  • Colorectal Adenomas likely represent the neoplastic precursor lesion of colorectal carcinoma and as such have become an intense focus of study for the molecular pathogenesis of cancer. Although the vast majority of colorectal adenomas are benign, a small percentage, estimated to be 1% may evolve into a malignancy. The molecular evolution of colorectal adenomas into colorectal carcinomas is believed to be the result of a multi-step process involving both genetic and epigenetic changes which progressively derange cell cycle regulation. As this process progresses, small foci of cells within the adenoma may become dysplastic and ultimately malignant.
  • Overview
    • Colorectal Adenomas appear as "Polyps", meaning grossly-visible masses derived from the large intestine mucosa that protrude into the lumen of the bowel. Based on their morphology, colorectal polyps can be divided into three basic subtypes as described below.
  • Tubular Adenomas

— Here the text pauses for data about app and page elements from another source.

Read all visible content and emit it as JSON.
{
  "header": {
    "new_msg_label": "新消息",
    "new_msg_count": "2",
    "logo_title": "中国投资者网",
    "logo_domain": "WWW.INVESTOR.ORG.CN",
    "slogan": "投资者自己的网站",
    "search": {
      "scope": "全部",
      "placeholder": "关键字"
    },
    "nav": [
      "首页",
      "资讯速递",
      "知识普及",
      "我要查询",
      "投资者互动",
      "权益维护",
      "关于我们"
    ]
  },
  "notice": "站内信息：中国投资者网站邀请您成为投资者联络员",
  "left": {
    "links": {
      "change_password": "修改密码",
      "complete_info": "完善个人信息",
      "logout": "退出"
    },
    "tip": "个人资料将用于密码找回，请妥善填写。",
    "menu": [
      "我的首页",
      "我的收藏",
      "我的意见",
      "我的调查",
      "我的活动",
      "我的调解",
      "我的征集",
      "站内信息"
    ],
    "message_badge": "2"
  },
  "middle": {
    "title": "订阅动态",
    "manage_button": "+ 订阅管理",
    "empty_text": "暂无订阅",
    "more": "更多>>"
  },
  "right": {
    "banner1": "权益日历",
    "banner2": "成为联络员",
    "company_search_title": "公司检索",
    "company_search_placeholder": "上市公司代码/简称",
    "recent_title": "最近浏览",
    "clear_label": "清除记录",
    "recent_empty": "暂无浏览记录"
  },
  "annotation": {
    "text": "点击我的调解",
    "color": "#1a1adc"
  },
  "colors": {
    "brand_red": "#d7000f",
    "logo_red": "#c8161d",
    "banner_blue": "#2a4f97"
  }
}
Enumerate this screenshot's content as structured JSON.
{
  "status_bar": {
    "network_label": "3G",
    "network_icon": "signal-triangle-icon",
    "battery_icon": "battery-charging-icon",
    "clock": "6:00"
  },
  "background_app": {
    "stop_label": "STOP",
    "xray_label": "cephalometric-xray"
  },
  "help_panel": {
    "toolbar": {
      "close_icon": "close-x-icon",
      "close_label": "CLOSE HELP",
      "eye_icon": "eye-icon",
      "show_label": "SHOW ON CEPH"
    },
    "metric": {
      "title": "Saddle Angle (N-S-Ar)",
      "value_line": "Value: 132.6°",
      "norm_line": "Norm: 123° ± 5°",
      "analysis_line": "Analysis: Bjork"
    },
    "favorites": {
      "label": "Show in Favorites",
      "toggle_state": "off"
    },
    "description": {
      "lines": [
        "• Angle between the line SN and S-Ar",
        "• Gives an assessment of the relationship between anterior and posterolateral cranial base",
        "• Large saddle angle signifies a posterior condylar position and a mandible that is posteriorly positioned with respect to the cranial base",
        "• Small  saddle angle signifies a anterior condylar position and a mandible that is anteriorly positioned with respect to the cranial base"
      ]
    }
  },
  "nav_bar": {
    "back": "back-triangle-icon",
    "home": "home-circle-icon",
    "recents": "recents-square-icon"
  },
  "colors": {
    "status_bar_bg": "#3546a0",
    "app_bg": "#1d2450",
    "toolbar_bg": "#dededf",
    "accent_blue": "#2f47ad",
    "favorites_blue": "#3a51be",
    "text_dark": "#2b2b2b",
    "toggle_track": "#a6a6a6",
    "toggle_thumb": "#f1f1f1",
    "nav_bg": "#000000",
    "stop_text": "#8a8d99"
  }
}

    • Tubular Adenomas are composed of a glandular architecture similar to that of the large intestine mucosa. These polyps can range in size from small to quite large (2-3cm) and tend to become pedunctulated as they grow. Foci of dysplastic cells are present in the polyp but are not as prominent as that observed in the villous subtype.
  • Villous Adenoma
    • Villous Adenomas are typically sessile and can grow to be quite large (up to 10cm). They extend long finger-like projections above the level of surrounding normal mucosa and appear like velvety patches on endoscopy. The dysplasia observed in villous adenomas tends to me more severe than that of the tubular subtype; correspondingly, the probability that villous adenomas harbor bona fide malignant cells is three times as great as that of tubular subtype.
  • Tubulovillous Adenoma
    • Tubulovillous Adenomas contain a mix of tubular and villous elements and thus an intermediate degree of dysplasia and probability of harboring a malignant cells.
Clinical Consequences
  • Colorectal Adenomas are almost always asymptomatic although in a small percentage of patients may cause occult lower GI bleeding. As expected, the primary concern is evolution of these lesions into full-blown colorectal carcinomas. The probability that a polyp contains malignant cells appears to be due to its size, morphology, and degree of dysplasia. Larger polyps and those of the villous subtype are more likely to contain foci of malignancy. For any type of polyp, the degree of dysplasia is proprotional to the probability that the polyp possess malignant cells.